◆ **Task objective**
Every line of the data that contains the string "name" must be copied.
____ Record set
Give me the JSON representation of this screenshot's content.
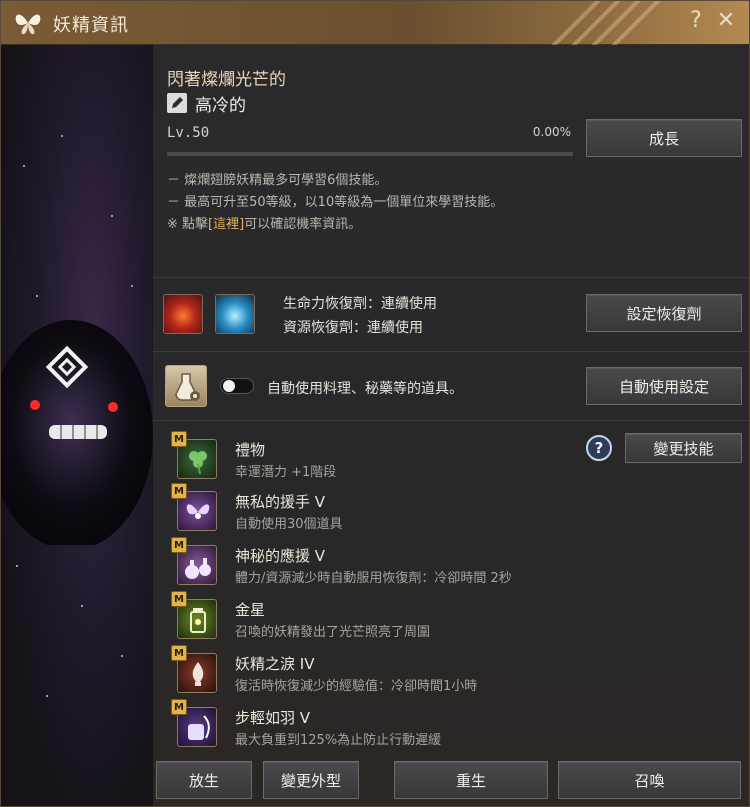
{
  "window": {
    "title": "妖精資訊",
    "help_glyph": "?",
    "close_glyph": "✕"
  },
  "fairy": {
    "title_line": "閃著燦爛光芒的",
    "name": "高冷的",
    "level_text": "Lv.50",
    "exp_percent_text": "0.00%",
    "exp_fraction": 0.0
  },
  "buttons": {
    "grow": "成長",
    "set_potion": "設定恢復劑",
    "auto_use_settings": "自動使用設定",
    "change_skill": "變更技能",
    "release": "放生",
    "change_appearance": "變更外型",
    "rebirth": "重生",
    "summon": "召喚"
  },
  "info": {
    "line1": "－ 燦爛翅膀妖精最多可學習6個技能。",
    "line2": "－ 最高可升至50等級，以10等級為一個單位來學習技能。",
    "line3_prefix": "※ 點擊",
    "line3_link": "[這裡]",
    "line3_suffix": "可以確認機率資訊。"
  },
  "potions": {
    "hp": "生命力恢復劑：連續使用",
    "resource": "資源恢復劑：連續使用"
  },
  "auto_use": {
    "label": "自動使用料理、秘藥等的道具。",
    "enabled": false
  },
  "skills": [
    {
      "badge": "M",
      "name": "禮物",
      "desc": "幸運潛力 +1階段",
      "icon": "clover-icon"
    },
    {
      "badge": "M",
      "name": "無私的援手 V",
      "desc": "自動使用30個道具",
      "icon": "fairy-icon"
    },
    {
      "badge": "M",
      "name": "神秘的應援 V",
      "desc": "體力/資源減少時自動服用恢復劑：冷卻時間 2秒",
      "icon": "potion-bottles-icon"
    },
    {
      "badge": "M",
      "name": "金星",
      "desc": "召喚的妖精發出了光芒照亮了周圍",
      "icon": "lantern-icon"
    },
    {
      "badge": "M",
      "name": "妖精之淚 IV",
      "desc": "復活時恢復減少的經驗值：冷卻時間1小時",
      "icon": "tear-vial-icon"
    },
    {
      "badge": "M",
      "name": "步輕如羽 V",
      "desc": "最大負重到125%為止防止行動遲緩",
      "icon": "feather-bag-icon"
    }
  ],
  "colors": {
    "titlebar": "#7a5b35",
    "accent_link": "#e3b561",
    "exp_fill": "#e4c27e"
  }
}
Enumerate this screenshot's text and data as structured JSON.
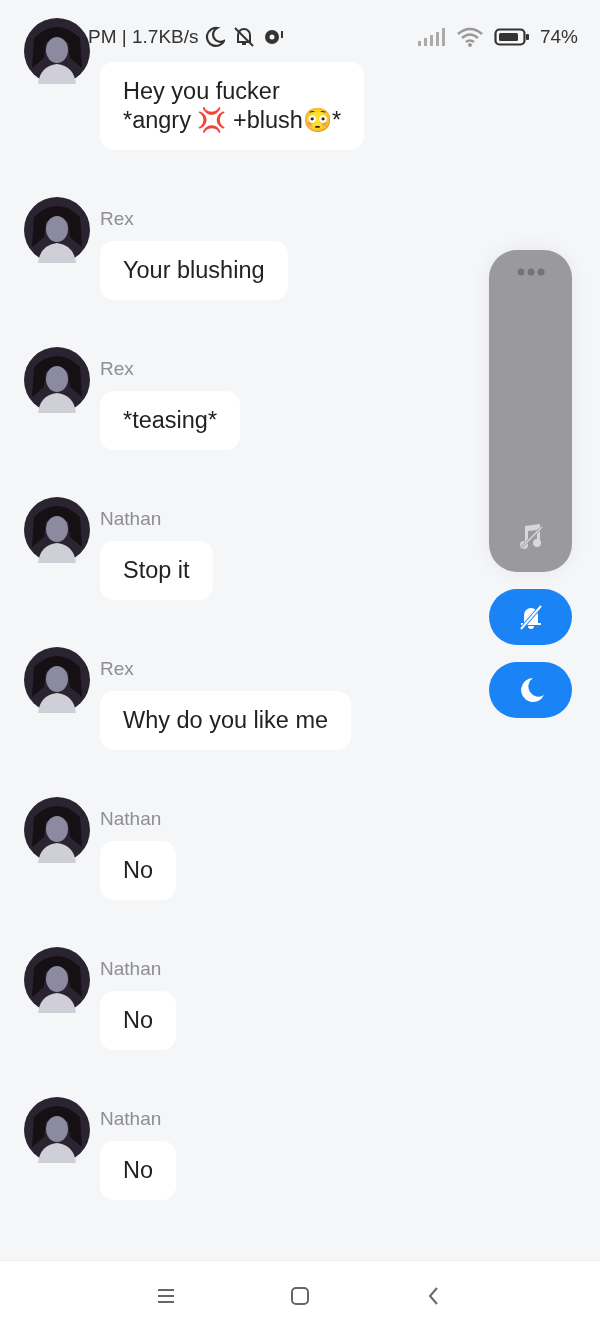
{
  "status_bar": {
    "info": "PM | 1.7KB/s",
    "battery": "74%"
  },
  "volume_panel": {
    "level": 0
  },
  "messages": [
    {
      "text": "Hey you fucker\n*angry 💢 +blush😳*"
    },
    {
      "sender": "Rex",
      "text": "Your blushing"
    },
    {
      "sender": "Rex",
      "text": "*teasing*"
    },
    {
      "sender": "Nathan",
      "text": "Stop it"
    },
    {
      "sender": "Rex",
      "text": "Why do you like me"
    },
    {
      "sender": "Nathan",
      "text": "No"
    },
    {
      "sender": "Nathan",
      "text": "No"
    },
    {
      "sender": "Nathan",
      "text": "No"
    }
  ]
}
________
◆ **Response area**
    "name": "高冷的",
      "name": "禮物",
      "name": "無私的援手 V",
      "name": "神秘的應援 V",
      "name": "金星",
      "name": "妖精之淚 IV",
      "name": "步輕如羽 V",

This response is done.